The first priority is to have a conversation with your team to assess their opinions on what is going on. Before any communication with the client, it is important to obtain their insight so you are having a balanced and fair conversation with them. You should be prepared with the client’s thoughts, your team’s thoughts, the scope expectation and where the differences lie. A prepared and well-thought-out response will allow you to find a way to improve the relationship or come to the conclusion to walk away. – Zane Stevens, Protea Financial


4. Take Responsibility For Any Concerns

Take responsibility by honestly addressing the issue that led to the client’s expression of concern. Dissatisfied clients often have a differing perspective on the needs of their projects. So, this is a good point to use when following up. Other times, it’s the business’s fault. In any case, taking responsibility for customer concerns is good for business. The gesture of you as the leader taking the time to reach out is a show of respect. Most clients will be happy to see this as they are human too. Not to mention, they appreciate knowing they are being heard. Leaders who recognize the importance of their customers’ needs can help turn a disgruntled-client situation into a positive, productive and mutually beneficial one. – Tonika Bruce, Lead Nicely, Inc.

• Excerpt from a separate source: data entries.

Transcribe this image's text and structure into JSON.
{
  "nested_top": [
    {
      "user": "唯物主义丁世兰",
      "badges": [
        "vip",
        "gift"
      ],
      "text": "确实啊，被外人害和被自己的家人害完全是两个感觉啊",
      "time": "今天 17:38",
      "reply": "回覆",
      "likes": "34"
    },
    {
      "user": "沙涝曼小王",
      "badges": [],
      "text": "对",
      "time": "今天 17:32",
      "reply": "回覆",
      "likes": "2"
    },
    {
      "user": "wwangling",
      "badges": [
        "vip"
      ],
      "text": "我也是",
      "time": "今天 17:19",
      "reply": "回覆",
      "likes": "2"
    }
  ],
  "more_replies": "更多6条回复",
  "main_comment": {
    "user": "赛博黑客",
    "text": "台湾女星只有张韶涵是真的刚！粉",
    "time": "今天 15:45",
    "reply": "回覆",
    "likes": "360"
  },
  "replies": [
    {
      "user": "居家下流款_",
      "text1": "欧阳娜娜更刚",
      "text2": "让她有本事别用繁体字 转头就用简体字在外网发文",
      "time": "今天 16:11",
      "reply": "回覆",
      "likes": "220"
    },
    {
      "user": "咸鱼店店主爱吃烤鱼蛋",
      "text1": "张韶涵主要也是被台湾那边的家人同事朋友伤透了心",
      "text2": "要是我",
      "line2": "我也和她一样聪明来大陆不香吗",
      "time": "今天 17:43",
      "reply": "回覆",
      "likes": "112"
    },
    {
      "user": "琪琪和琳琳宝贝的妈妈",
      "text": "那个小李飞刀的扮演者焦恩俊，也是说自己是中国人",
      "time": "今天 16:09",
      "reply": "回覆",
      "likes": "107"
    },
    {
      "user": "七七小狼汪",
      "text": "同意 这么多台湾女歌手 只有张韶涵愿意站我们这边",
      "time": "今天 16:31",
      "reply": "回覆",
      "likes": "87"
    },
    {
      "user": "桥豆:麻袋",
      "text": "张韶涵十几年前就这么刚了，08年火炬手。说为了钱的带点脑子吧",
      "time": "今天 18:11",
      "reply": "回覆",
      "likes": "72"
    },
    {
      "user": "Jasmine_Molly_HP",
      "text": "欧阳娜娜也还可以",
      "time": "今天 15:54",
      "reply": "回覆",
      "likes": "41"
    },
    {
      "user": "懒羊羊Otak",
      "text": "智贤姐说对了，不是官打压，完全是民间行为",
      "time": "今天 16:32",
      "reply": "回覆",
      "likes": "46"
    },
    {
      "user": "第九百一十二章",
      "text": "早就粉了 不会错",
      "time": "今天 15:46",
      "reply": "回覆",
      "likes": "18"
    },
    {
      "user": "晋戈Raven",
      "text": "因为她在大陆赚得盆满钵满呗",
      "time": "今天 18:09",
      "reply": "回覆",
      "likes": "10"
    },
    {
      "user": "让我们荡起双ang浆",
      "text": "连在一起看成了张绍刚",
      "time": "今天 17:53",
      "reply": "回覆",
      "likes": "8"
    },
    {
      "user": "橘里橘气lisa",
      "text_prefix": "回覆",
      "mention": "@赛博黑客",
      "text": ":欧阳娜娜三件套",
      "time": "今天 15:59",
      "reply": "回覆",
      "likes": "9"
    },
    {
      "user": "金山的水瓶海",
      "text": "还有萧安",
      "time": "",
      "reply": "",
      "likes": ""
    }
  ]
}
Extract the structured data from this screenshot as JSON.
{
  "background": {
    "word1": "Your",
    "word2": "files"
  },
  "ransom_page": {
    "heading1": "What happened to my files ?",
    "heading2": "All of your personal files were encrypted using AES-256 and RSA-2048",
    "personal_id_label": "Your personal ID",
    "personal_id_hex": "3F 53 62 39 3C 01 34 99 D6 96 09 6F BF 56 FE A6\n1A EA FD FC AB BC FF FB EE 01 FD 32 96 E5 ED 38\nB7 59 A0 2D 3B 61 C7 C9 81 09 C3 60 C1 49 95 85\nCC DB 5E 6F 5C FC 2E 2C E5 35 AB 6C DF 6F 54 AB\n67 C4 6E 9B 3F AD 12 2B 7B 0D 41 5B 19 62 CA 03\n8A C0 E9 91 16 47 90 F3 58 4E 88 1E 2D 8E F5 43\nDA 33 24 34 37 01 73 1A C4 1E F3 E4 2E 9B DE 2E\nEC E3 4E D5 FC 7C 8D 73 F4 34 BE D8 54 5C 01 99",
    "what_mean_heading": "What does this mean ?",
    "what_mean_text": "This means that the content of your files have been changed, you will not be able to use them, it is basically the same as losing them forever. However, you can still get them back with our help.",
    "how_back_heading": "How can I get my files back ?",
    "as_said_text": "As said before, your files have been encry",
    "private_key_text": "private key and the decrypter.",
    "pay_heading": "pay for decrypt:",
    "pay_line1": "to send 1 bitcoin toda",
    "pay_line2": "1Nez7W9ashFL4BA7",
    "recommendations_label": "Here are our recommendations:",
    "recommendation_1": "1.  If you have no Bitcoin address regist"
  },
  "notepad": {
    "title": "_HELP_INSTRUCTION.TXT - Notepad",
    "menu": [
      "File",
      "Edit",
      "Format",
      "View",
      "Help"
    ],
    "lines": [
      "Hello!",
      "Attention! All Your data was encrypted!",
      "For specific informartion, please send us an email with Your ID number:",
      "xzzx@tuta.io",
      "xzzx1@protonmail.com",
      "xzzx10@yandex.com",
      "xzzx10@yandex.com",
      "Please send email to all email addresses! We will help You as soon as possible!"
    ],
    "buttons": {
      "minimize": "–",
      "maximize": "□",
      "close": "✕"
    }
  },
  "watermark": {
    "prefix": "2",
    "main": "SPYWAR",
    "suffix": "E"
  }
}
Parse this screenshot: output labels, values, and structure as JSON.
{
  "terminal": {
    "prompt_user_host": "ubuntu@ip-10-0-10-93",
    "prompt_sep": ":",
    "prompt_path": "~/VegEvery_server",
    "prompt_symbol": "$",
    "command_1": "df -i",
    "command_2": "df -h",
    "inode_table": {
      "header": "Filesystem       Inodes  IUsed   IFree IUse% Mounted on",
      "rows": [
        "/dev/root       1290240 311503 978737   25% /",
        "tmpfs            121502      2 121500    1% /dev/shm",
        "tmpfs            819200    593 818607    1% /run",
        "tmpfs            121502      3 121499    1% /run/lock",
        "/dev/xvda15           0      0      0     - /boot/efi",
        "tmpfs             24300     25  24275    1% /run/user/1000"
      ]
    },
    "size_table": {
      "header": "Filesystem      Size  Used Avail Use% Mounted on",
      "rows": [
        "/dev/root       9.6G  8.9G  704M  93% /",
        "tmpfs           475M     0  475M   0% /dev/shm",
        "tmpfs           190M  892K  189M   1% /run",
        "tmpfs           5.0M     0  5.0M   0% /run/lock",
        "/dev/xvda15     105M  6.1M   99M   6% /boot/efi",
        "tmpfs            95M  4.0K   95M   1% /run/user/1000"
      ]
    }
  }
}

5. Redo The Work At No Extra Charge

When a client isn’t happy with your work, tell them you’re willing to redo it and that they won’t be charged anything in addition to the amount they originally paid. Apologize for any inconvenience caused and talk about the new deadline. In most cases, clients are willing to give you a second chance if you are willing to make things work rather than arguing over the matter. Once that’s settled, start working on the areas that need improvement and try to deliver the project sooner than it’s expected. – Jared Atchison, WPForms

6. Pause And Determine Where It Went Wrong

It is important to pause and analyze when something has veered from the path you planned into uncharted territory. More often than not, misunderstandings happen during “gray areas” of the work process, when the process either wasn’t well defined, well followed or well explained to the client. It is always helpful to suggest an alignment call to find when the pivotal moment happened and what you can do to steer in the right direction again. These types of calls, if led well, usually help bring clarity to the issues, clear the air and foster bonds between teams. It is important, however, to run them as a facilitated discussion to avoid finger pointing and blame, which will certainly make matters worse. – Daria Gonzalez, Wunderdogs

7. Ask How You Can Make It Right

The best thing you can do to resolve an issue with an upset client is to ask, “How can we make this right?” Often, this simple question will get you closer to a solution than any other strategy. Showing you accept responsibility and want to help will win you favor, even if the person is upset. If you correct the error and give them the product or service they want, they may continue engaging with your brand. – Daman Jeet Singh, FunnelKit

8. Show The Impact Of Your Work

It’s wise to issue an apology for their dissatisfaction and consider going over your project or solution and creating a presentation or file showcasing your work and its results. Maybe add clear visuals that connect your efforts to outcomes. For example, if you created several blog posts that increased traffic by 10%, show that. Be sure not to be condescending or aggressive and approach it from a place of understanding. This will give you a chance to explain the process and show that your work had an impact, even if it wasn’t how the client imagined it would be. This step can have a positive impact on the client. It helps them to understand why you did what you did and how it impacted the project—and it could improve their viewpoint of the work and your team. – Syed Balkhi, WPBeginner

9. Be Sure To Follow Up

After you help a client with their problem, don’t forget to follow up. You want to ensure the person is 100% happy with you and your team’s work. A quick email or call a week or two after the incident can help you build rapport and a lasting partnership, even if it didn’t begin on the best of terms. – John Turner, SeedProd LLC

Leave a Reply

Your email address will not be published. Required fields are marked *